Altered Structural Connectome of Children with Auditory Processing Disorder: A Diffusion MRI Study
Auditory processing disorder (APD) is a listening impairment that some school-aged children may experience despite having normal peripheral hearing. Recent resting-state functional magnetic resonance imaging (MRI) has revealed an alteration in regional functional brain topology in children with APD. However, little is known about the structural organization in APD. We used diffusion MRI data to investigate the structural connectome of 58 children from 8 to 14 years old diagnosed with APD (n = 29) and children without hearing complaints (healthy controls, HC; n = 29). We investigated the rich-club organization and structural connection differences between groups. The APD group showed similar rich-club organization and edge-wise connection compared with the HC group. However, at the regional level, we observed increased average path length (APL) and betweenness centrality in the right inferior parietal lobule and inferior precentral gyrus, respectively, in the APD group. Only HCs demonstrated a positive association between APL and the listening-in-spatialized-noise-sentences task in the left orbital gyrus.

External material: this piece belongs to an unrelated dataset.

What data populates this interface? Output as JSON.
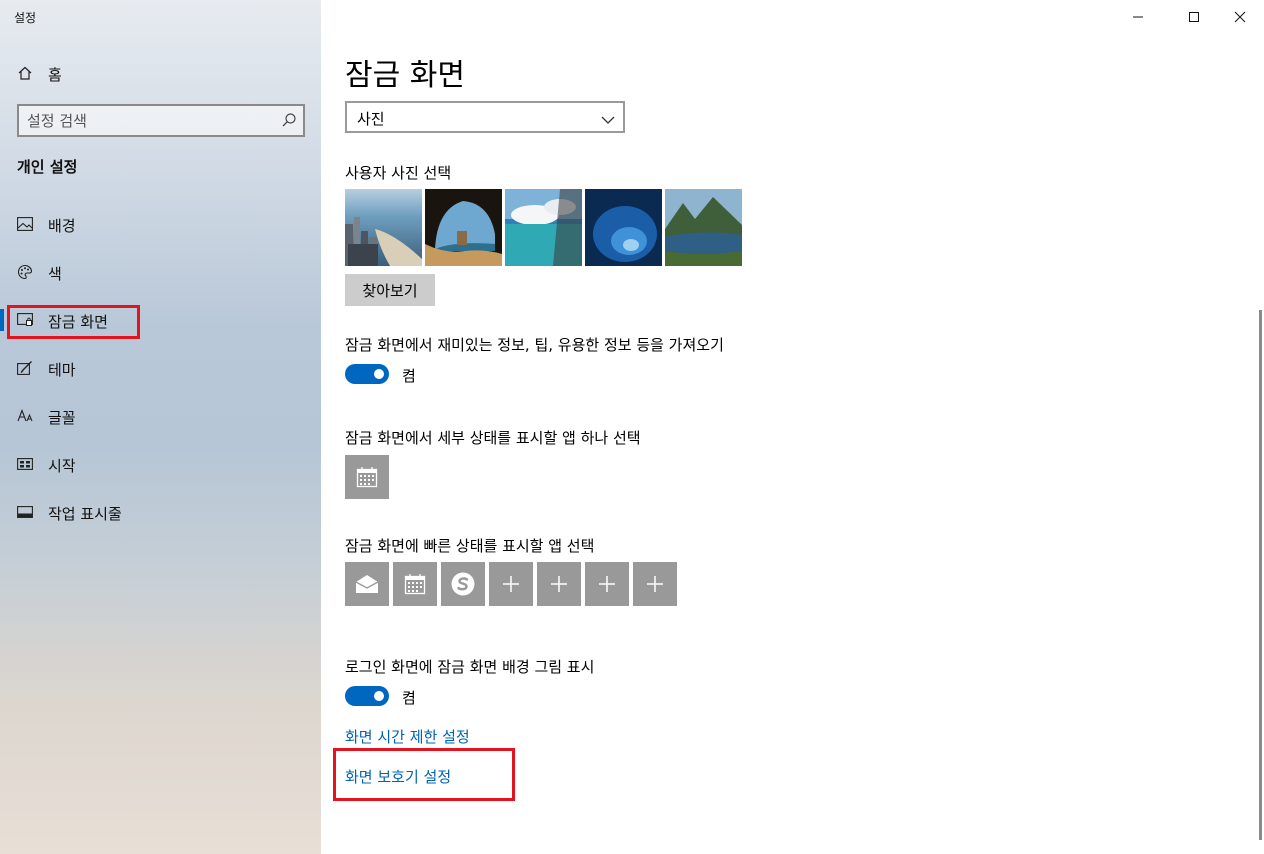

In line with previous findings, the current results provide evidence for altered structural networks at the regional level in the APD group, suggesting the involvement of multimodal deficits and a role for structure-function alteration in the listening difficulties of children with APD.